It is an ancient custom to light a flame whenever a wish is made. Hence, lamps are placed at many sofras. Sofra is a piece of white or green cloth laid on the ritually clean ground and filled with fruit and nuts offerings to obtain a wish.
Zoroastrian rites associated with solstices and equinoxes involve the lightning of fires and torches. The Ancient Varšt.mánsar commentary of Yasna 33 talks about the pristine light of the two trees in the realm of pure mind/spirit. The two are known as hadha.náæpta trees (much later identified with pomegranate or jewel tree.) The fire of the two trees is unmarred and cannot be transported to our mundane world. However, whenever sacred flames, lights/lamps are lit in our world, they carry some of the indomitable spirit and magical powers of that brightest of spiritual fires.
The Jewish festival of Hannukah is today one of the more observed and popular festivals in the Jewish calendar. The central ritual activity of Hannukah is the lightning of candles in the home after dark during the eight days of the holiday. This custom in all its ritual detail is primarily a development that took place in Mesopotamia under the Persian Rulers. The festival is said to be based on a fire-based miracle from the era of Nehemiah and the Persian rulers, itself an overt example of Jewish Zoroastrian syncretism.
According to Geofrey Herman, the legend of the fire-based miracle and lightning of candles may have been stimulated by the encounter between Babylonian Judaism and Zoroastrian fire/light veneration, (See Hannukah in Babylonian Talmud and Zoroastrianism.)

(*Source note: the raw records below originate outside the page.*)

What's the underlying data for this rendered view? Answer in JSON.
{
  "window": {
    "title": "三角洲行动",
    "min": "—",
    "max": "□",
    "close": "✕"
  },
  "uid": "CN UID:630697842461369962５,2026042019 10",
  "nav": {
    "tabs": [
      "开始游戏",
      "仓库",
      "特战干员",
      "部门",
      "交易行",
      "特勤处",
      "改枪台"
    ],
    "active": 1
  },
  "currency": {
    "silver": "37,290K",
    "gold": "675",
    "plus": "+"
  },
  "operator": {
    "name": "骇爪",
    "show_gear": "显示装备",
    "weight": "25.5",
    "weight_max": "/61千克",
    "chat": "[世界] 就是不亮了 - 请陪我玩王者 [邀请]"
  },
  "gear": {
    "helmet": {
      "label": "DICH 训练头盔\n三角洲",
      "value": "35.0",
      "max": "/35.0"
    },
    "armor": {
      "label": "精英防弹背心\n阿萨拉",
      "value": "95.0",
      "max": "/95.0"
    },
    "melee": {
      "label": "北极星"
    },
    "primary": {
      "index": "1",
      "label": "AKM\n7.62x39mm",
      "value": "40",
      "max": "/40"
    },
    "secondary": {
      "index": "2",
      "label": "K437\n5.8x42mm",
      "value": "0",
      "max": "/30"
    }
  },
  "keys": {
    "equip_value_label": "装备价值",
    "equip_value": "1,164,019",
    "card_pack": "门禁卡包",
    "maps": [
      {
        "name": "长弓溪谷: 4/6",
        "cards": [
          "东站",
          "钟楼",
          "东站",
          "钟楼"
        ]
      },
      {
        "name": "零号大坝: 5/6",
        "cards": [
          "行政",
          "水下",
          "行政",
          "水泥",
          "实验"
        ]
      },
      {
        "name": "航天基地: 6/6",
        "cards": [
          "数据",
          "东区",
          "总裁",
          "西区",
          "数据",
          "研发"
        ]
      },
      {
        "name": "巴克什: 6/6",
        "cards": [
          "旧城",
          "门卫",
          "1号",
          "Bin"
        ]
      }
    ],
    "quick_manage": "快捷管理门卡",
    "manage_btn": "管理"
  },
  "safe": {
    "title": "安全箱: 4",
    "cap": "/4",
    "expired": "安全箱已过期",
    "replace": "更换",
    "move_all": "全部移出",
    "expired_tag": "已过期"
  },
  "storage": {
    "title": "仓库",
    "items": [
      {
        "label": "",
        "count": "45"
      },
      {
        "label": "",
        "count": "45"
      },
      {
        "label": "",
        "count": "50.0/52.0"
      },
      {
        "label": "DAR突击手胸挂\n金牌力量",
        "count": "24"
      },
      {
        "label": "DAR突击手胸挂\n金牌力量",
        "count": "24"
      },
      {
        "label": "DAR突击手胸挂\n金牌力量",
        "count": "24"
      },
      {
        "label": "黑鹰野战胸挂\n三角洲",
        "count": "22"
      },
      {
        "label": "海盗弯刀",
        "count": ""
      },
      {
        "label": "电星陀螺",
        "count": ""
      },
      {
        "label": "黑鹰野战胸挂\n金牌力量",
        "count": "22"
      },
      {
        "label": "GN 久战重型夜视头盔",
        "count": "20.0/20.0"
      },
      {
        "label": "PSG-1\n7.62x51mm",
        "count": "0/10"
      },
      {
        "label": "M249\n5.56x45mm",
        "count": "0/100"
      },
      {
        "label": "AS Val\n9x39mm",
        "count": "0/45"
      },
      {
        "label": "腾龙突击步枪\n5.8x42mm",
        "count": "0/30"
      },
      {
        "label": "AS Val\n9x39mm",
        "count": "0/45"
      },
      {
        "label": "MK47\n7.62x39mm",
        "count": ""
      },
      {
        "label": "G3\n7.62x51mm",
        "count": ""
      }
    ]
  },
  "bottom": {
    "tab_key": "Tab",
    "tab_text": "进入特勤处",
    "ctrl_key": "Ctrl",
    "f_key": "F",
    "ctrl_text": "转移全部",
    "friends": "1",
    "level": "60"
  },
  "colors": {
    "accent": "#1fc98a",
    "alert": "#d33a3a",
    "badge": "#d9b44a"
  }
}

Geofrey Herman argues that the Jews of the Persian Empires were aware of the Zoroastrian fire cult and the Zoroastrian fire cult find explicit mention in Babylonian Talmud. The degree to which the Babylonian Talmud rabbis might have been attune to the prominence of fire in Zoroastrianism is suggested by a precise parallel found in the Babylonian Talmud to the Zoroastrian sacred text in Yasna 17.11 that delineates the various types of spiritual fires. (See IBd 39:20 b. Yoma 21b. The rabbinic is introduced as a Baraita.)
Geoffrey Herman further argues that Hannukah has a small place in the rabbinic sources originating in Palestine. Only six isolated traditions referring to kindling lights for Hannukah appear in Jerusalem Talmud. In those six passages too the Babylonian input is predominant.
Geofrey Herman argument seem to be make sense if we Look at the pervasive symbolism of fire/light in winter solstice celebrations of the Zoroastrians and the Zoroastrian fire festival held on November 24th
In conclusion, the word for lamp, torch in Moslem Quran is SIRAJ.
SIRAJ is attested four times in the Qur’ān. The word is clearly a loanword and is a borrowing from Pahlavi, middle Iranian čirāγ,
Parthian čirāγ has been widely borrowed, into: e.g. Armenian črag. The Arabic form may have come from Syriac.